ALCOHOL killed more people last year than at any time in almost 20 years according to the latest statistics for England and Wales.
Provisional data from the Office of National Statistics (ONS) shows that 19.6 per cent more people died as a direct result of drinking alcohol last year than did in 2019.
There were 7,423 deaths from alcohol recorded in 2020 which was the highest annual total since 2001 when officials began to gather statistics on drink-related death rates.
The highest death rates were recorded from October to December 2020 when there were 13.6 deaths per 100,000 people which was the worst for any quarter in the last two decades.
Death rates among drinkers in the first quarter of 2020 were up 8.5 per cent on the same period the previous year but began to rise steeply from April onwards to reach their highest since 2001.
Researchers noted that alcohol-related death rates have been found to increase in the first quarter of each year since 2001 but in 2020 the rates continued to rise throughout the year.
Between April and June death caused by alcohol rose by 17.4 per cent, from July to September by 21.9 per cent and soared to 28.3 per cent in the last quarter compared to 2019 figures.

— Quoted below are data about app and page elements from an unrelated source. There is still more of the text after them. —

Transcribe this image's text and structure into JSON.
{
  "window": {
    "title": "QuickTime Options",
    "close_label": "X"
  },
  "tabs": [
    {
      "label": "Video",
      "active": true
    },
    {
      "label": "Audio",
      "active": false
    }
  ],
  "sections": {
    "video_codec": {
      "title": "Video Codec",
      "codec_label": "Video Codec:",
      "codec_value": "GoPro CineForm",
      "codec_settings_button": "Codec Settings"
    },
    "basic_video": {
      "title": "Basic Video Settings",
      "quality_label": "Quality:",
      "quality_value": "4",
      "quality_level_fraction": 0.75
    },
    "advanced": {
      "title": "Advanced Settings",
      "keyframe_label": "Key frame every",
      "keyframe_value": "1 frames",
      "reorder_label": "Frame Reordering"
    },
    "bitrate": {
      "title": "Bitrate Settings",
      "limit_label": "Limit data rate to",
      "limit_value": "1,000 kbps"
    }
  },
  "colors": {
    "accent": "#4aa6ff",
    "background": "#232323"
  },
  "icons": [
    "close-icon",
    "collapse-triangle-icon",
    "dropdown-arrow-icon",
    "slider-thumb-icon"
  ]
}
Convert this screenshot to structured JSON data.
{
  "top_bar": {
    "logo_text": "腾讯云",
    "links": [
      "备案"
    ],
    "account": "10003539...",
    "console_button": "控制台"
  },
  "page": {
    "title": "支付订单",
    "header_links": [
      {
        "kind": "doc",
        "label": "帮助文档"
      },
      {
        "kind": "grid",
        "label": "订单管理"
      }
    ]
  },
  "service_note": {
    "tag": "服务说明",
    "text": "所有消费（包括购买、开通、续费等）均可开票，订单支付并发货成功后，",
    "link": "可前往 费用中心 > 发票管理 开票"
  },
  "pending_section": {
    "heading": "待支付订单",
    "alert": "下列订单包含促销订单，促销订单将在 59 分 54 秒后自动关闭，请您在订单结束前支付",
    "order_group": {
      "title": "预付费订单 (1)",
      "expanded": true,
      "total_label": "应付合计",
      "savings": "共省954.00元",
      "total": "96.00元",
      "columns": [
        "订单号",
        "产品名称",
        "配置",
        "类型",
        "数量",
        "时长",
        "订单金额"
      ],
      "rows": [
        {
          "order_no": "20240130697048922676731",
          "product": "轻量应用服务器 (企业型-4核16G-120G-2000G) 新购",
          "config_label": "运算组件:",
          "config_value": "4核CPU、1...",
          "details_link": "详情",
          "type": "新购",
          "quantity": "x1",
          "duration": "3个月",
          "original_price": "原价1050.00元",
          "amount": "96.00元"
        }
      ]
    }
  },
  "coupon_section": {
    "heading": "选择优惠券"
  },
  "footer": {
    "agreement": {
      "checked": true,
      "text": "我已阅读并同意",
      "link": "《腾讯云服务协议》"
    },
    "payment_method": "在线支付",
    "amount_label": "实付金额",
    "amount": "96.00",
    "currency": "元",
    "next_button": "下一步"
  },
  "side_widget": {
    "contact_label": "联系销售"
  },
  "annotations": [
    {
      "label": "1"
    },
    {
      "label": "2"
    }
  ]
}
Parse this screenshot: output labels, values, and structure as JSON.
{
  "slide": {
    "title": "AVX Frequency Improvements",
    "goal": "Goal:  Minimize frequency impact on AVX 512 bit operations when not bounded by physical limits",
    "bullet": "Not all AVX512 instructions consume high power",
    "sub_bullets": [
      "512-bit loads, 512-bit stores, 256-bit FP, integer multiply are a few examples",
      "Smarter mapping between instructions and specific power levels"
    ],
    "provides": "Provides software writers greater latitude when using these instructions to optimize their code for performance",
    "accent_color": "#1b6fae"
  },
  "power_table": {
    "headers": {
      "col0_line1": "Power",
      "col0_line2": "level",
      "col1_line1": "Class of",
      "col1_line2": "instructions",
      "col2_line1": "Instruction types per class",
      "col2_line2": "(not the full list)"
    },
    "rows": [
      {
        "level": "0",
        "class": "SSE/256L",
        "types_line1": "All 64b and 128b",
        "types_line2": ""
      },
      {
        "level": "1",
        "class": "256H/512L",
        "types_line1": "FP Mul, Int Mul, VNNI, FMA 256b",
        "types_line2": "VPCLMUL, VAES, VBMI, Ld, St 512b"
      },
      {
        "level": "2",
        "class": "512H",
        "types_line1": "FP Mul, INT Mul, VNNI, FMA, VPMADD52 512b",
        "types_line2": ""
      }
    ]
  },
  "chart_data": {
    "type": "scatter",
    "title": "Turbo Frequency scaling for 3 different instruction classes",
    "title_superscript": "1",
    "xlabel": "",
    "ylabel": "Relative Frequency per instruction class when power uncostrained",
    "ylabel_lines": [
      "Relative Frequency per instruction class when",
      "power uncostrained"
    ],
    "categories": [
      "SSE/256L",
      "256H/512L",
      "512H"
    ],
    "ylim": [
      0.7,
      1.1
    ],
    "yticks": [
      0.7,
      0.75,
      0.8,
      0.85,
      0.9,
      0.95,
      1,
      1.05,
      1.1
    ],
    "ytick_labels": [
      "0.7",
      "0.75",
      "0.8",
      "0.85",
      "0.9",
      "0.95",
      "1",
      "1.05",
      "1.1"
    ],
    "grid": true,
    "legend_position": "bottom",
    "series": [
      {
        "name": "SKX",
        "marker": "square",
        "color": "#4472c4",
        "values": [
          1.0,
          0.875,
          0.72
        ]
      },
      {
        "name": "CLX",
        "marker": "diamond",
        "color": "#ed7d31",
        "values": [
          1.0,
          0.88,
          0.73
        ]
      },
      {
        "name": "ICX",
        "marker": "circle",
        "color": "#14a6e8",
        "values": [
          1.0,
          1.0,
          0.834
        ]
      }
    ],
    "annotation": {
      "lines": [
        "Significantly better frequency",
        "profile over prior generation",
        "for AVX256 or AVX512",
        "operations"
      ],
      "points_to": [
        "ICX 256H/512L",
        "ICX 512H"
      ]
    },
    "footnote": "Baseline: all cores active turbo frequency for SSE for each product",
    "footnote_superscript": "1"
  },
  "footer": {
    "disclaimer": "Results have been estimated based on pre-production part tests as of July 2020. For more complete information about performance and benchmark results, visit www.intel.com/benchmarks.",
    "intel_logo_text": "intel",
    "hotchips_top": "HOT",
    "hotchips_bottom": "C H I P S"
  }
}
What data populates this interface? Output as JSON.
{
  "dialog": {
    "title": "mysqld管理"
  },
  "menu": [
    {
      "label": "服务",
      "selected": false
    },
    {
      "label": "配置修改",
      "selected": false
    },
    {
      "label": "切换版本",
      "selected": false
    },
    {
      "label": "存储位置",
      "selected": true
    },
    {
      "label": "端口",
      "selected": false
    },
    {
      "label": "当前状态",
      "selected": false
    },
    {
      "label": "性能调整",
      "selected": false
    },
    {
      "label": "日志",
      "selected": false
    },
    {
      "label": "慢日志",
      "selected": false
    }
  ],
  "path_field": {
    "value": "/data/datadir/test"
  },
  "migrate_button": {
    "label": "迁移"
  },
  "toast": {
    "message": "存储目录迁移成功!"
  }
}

The figures are based on only those deaths from illnesses that were a direct consequence of alcohol misuse such as alcoholic liver disease.
Data analysts say that these conditions were mostly long-term illnesses associated with continued misuse of alcohol and that the increase in deaths in 2020 can be attributed to those with a history of alcohol misuse or dependency.
Consistent with previous years, the alcohol-specific death rates for men were around twice the rates for women.
In previous years, alcohol-specific deaths have been highest in areas with the worst levels of deprivation. In 2019 the death rate for men was 3.8 times higher in the most deprived areas than the least deprived areas and the rate for women was 3.2 times higher.
In 2020 the alcohol-related death rate was 4.2 times higher among men in the poorest areas but for women in the most deprived areas the death rate was 3.0 higher which was a drop from previous years.
Experts say that there have been ‘many complex factors’ impacting on the elevated rates of alcohol-specific deaths since April 2020 and that these were yet to be fully understood. However, they note changes in alcohol consumption rates since the onset of the Coronavirus pandemic and the consumption of alcohol being a contributing factor to hospital admissions and deaths.